When she served in the United States Congress, Democrat Ellen Tauscher was one of the most vehement critics of the Indo-United States civilian nuclear deal.
She not only led the unsuccessful effort to torpedo the deal in the US House of Representatives, but with the likes of Congressman Ed Markey, also a Democrat, introduced several killer amendments to the legislation to compel India meet certain stringent requirements as a condition to provide India with an exemption -- despite being a non-signatory to the Nuclear Non-Proliferation Treaty -- to be eligible to US nuclear technology.
But today, as a senior Obama Administration official, as irony would have it, charged with operationalising the deal, Tauscher says she is committed to the President's pledge to consummate the deal and work towards its full implementation.
Appearing at the Foreign Press Center for the first time Tuesday, Tauscher, who is now the Under Secretary of State for Arms Control and International Security, asked about her volte-face, said, "Congresswoman Tauscher and Under Secretary Tauscher act by the same body but not in the same time. And what I did in Congress was one thing, and I will remind you that the resolution that I opposed passed."
"And, I get quite used to accepting when things pass and letting them go on," she added.
Tauscher said, "As under secretary, I obviously have some responsibility to implement the agreement between our two countries. And, I am very honored to have been in India late last year, met with my counterpart, Foreign Secretary (Nirupama) Rao. And, you know, we have a very vibrant and very significant relationship with India."
Asked if with the landmark START (Strategic Arms Reductions Talks) treaty with Russia where both countries have agreed to significantly prune their respective nuclear arsenals, led the administration to believe it's also time for India and Pakistan to cut down their nuclear arsenal or freeze their development of additional nuclear weapons, Tauscher was circumspect.
"I will quote the President on nuclear weapons," she said, and noted that "President Obama has an ambition for the world, that it will be a world free of nuclear weapons. We in the United States are taking our part."
Tauscher said, "We have this historic agreement with Russia, and we have obviously a Nuclear Posture Review where the President has diminished the role of nuclear weapons in our force posture."
She also said, "We also have a nuclear negative security assurance that makes clear that countries that are non-nuclear weapons states, that are in compliance with their Nuclear Nonproliferation Treaty obligations, will not be threatened or targeted with nuclear strikes by the United States."
"So, I think that we here in the administration are very clear what our positions are. And, what I did in the Congress is something in the past," Tauscher said.
Earlier, in her opening remarks, she said on the Comprehensive Test Ban Treaty, "We have no specific timeline for its consideration by the Senate, but we are doing all the analysis necessary to determine how to best move the treaty forward."
"We expect the release of the National Academy of Science study reviewing key technical issues underlying the CTBT to be released shortly," he added.

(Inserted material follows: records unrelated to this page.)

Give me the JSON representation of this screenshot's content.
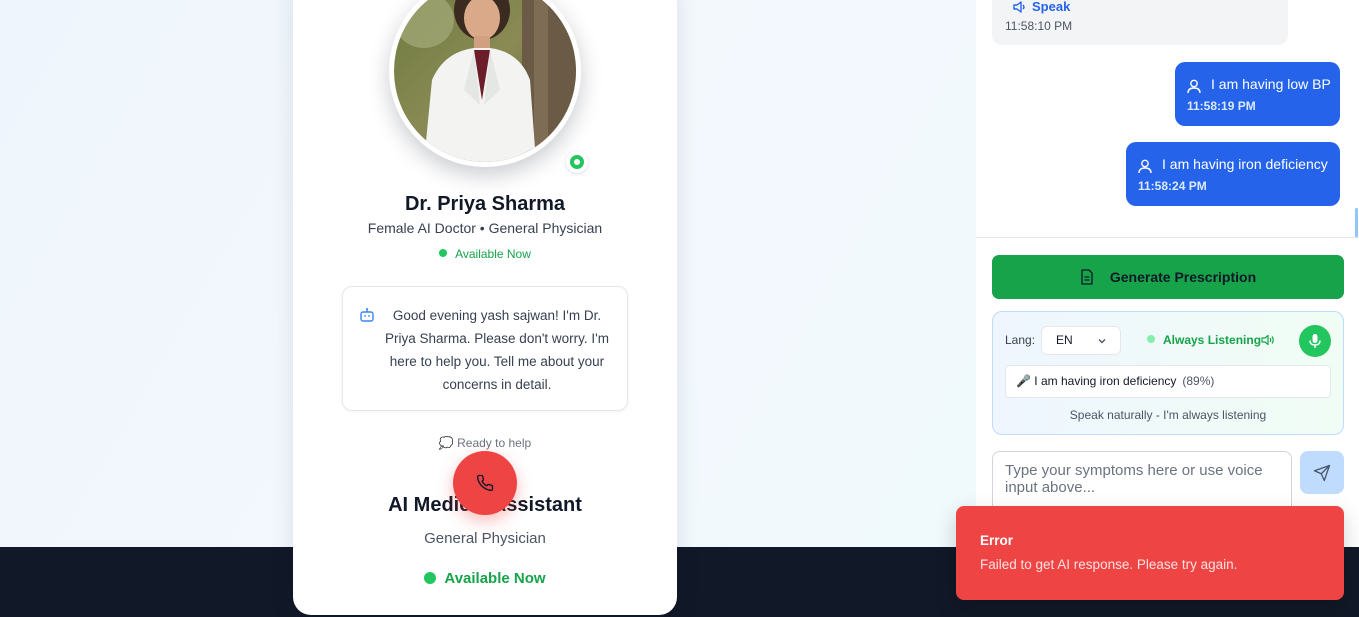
{
  "doctor": {
    "name": "Dr. Priya Sharma",
    "role": "Female AI Doctor • General Physician",
    "availability": "Available Now",
    "greeting": "Good evening yash sajwan! I'm Dr. Priya Sharma. Please don't worry. I'm here to help you. Tell me about your concerns in detail.",
    "status_text": "💭 Ready to help"
  },
  "assistant": {
    "title": "AI Medical Assistant",
    "specialty": "General Physician",
    "availability": "Available Now"
  },
  "chat": {
    "bot_message": {
      "speak_label": "Speak",
      "time": "11:58:10 PM"
    },
    "user_messages": [
      {
        "text": "I am having low BP",
        "time": "11:58:19 PM"
      },
      {
        "text": "I am having iron deficiency",
        "time": "11:58:24 PM"
      }
    ]
  },
  "prescription_button": "Generate Prescription",
  "voice": {
    "lang_label": "Lang:",
    "lang_value": "EN",
    "listening_label": "Always Listening",
    "transcript": "I am having iron deficiency",
    "confidence": "(89%)",
    "hint": "Speak naturally - I'm always listening"
  },
  "input": {
    "placeholder": "Type your symptoms here or use voice input above..."
  },
  "toast": {
    "title": "Error",
    "message": "Failed to get AI response. Please try again."
  },
  "colors": {
    "primary_blue": "#2563eb",
    "success_green": "#16a34a",
    "error_red": "#ef4444",
    "footer_dark": "#111827"
  }
}
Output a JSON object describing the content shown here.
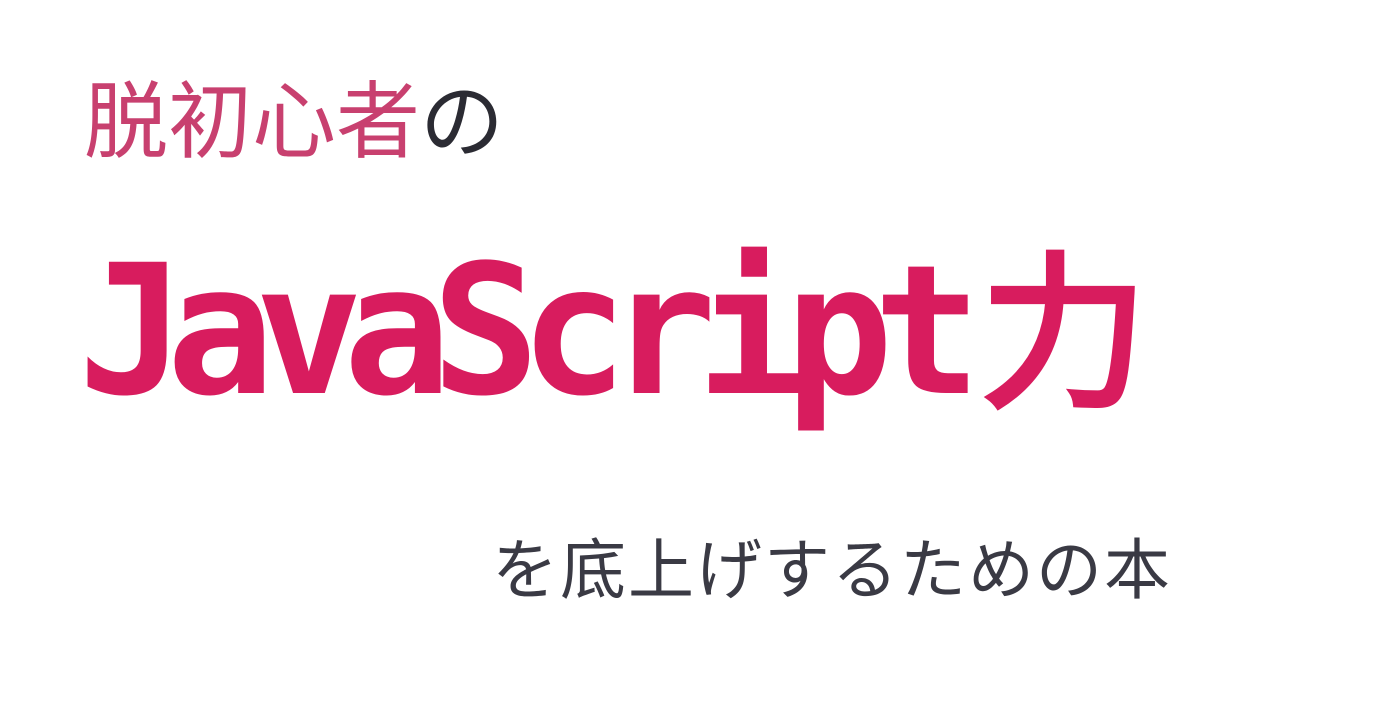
{
  "title": {
    "line1_accent": "脱初心者",
    "line1_rest": "の",
    "line2_latin": "JavaScript",
    "line2_kanji": "力",
    "line3": "を底上げするための本"
  },
  "colors": {
    "accent_soft": "#c8406f",
    "accent_strong": "#d81c5e",
    "text_dark": "#2b2b33",
    "text_gray": "#3a3a44",
    "background": "#ffffff"
  }
}
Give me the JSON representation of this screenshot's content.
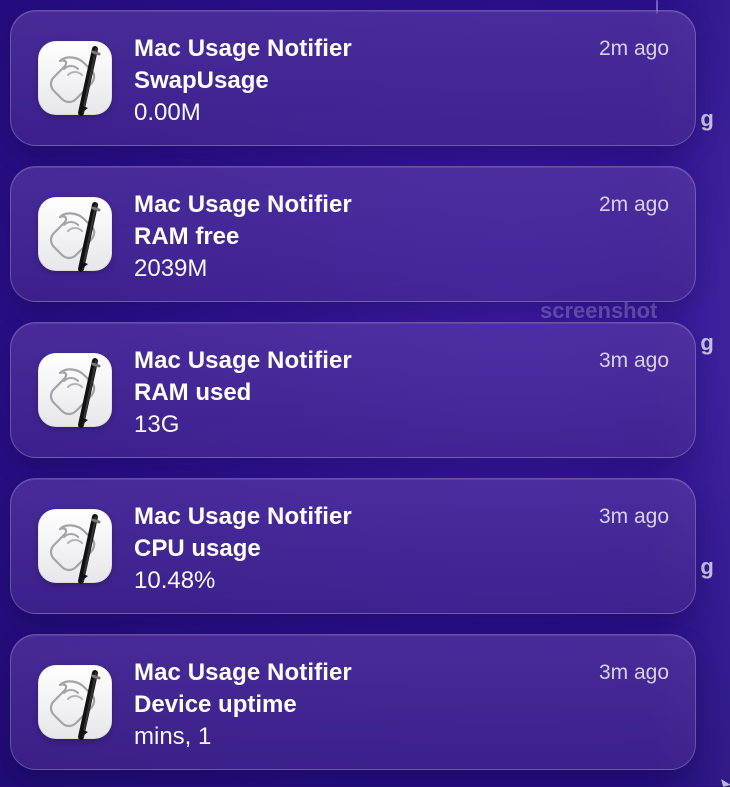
{
  "background": {
    "right_glimpse": [
      "g",
      "g",
      "g"
    ],
    "faint_text": "screenshot"
  },
  "notifications": [
    {
      "app": "Mac Usage Notifier",
      "title": "SwapUsage",
      "body": "0.00M",
      "time": "2m ago",
      "icon": "script-editor-icon"
    },
    {
      "app": "Mac Usage Notifier",
      "title": "RAM free",
      "body": "2039M",
      "time": "2m ago",
      "icon": "script-editor-icon"
    },
    {
      "app": "Mac Usage Notifier",
      "title": "RAM used",
      "body": "13G",
      "time": "3m ago",
      "icon": "script-editor-icon"
    },
    {
      "app": "Mac Usage Notifier",
      "title": "CPU usage",
      "body": "10.48%",
      "time": "3m ago",
      "icon": "script-editor-icon"
    },
    {
      "app": "Mac Usage Notifier",
      "title": "Device uptime",
      "body": "mins, 1",
      "time": "3m ago",
      "icon": "script-editor-icon"
    }
  ],
  "theme": {
    "background": "#2a0f8c",
    "card": "#4a2f91",
    "text": "#ffffff"
  }
}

Tauscher also noted that the Nuclear Non-Proliferation Treaty Review Conference slated for next month, "is not about any one country."
"It's all about Nuclear Nonproliferation Treaty members and our collective responsibility to prevent the proliferation of dangerous and vulnerable nuclear material and technology."
Tauscher asserted that "we are serious about doing our part to revitalize the Nuclear Nonproliferation Treaty as the cornerstone of the global nonproliferation regime, and we are working with others to achieve that goal as well."